“My son ran up and said, ‘Wait a minute, daddy!’ So he raked a place out in the sand and there it was,” Ingram’s father, Dwayne, said at the time.

“It was neat, finding all that money,” Brian said.

There were $20 bills with serial numbers traced to Cooper’s ransom, a total of $5800.

Then in 2008, Brian Ingram auctioned half the money. “It was wet and they were stuck together, almost like a petrified piece of wood,” he said then.

But no more money was ever found. And no trace of DB Cooper has ever turned up — no parachute, briefcase, clothing or body.

The FBI now believes Cooper’s jump killed him — whoever he really was.

“I’m no different than anyone else. I love a good mystery and I want to get to the last page,” FBI agent Larry Carr said.

The DNA profile they have is only partial. The FBI can’t definitively say someone is DB Cooper but they can use the DNA to rule someone out. Many suspects have been ruled out.

If they had Cooper’s cigarettes and whiskey glass they could get a better DNA profile. But those are gone.

In 2016 the FBI declared it was no longer actively investigating the skyjacking. Several times through the years people thought they found Cooper’s parachute. The FBI would check with the man who provided the parachutes, Earl Cossey.

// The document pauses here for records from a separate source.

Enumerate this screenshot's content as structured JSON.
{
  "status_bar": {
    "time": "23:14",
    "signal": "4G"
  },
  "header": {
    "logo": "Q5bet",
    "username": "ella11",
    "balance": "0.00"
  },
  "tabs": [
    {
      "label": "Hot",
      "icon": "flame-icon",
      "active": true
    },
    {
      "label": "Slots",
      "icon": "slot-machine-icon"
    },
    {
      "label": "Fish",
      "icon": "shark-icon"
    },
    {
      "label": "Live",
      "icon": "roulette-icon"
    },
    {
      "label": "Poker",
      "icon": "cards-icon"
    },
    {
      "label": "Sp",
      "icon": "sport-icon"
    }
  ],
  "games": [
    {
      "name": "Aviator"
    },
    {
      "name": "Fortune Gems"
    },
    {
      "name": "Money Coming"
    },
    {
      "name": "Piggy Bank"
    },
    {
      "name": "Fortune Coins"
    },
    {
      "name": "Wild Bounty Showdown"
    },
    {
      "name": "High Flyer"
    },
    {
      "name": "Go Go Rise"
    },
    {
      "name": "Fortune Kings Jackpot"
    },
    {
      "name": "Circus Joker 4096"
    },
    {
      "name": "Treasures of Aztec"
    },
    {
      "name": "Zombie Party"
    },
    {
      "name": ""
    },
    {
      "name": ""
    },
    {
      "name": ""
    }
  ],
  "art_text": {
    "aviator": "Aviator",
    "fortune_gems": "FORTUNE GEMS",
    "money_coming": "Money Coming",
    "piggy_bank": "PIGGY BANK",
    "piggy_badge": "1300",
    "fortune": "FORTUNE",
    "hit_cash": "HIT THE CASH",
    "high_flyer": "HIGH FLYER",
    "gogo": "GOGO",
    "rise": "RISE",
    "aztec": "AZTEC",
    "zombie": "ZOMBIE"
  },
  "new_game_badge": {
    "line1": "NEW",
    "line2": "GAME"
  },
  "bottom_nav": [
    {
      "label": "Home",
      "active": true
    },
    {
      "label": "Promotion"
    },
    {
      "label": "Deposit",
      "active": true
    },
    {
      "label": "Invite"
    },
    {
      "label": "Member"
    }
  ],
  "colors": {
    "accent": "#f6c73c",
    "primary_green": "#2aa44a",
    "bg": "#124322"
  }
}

But they can’t talk with him anymore. Earl Cossey was murdered in 2013 near Seattle.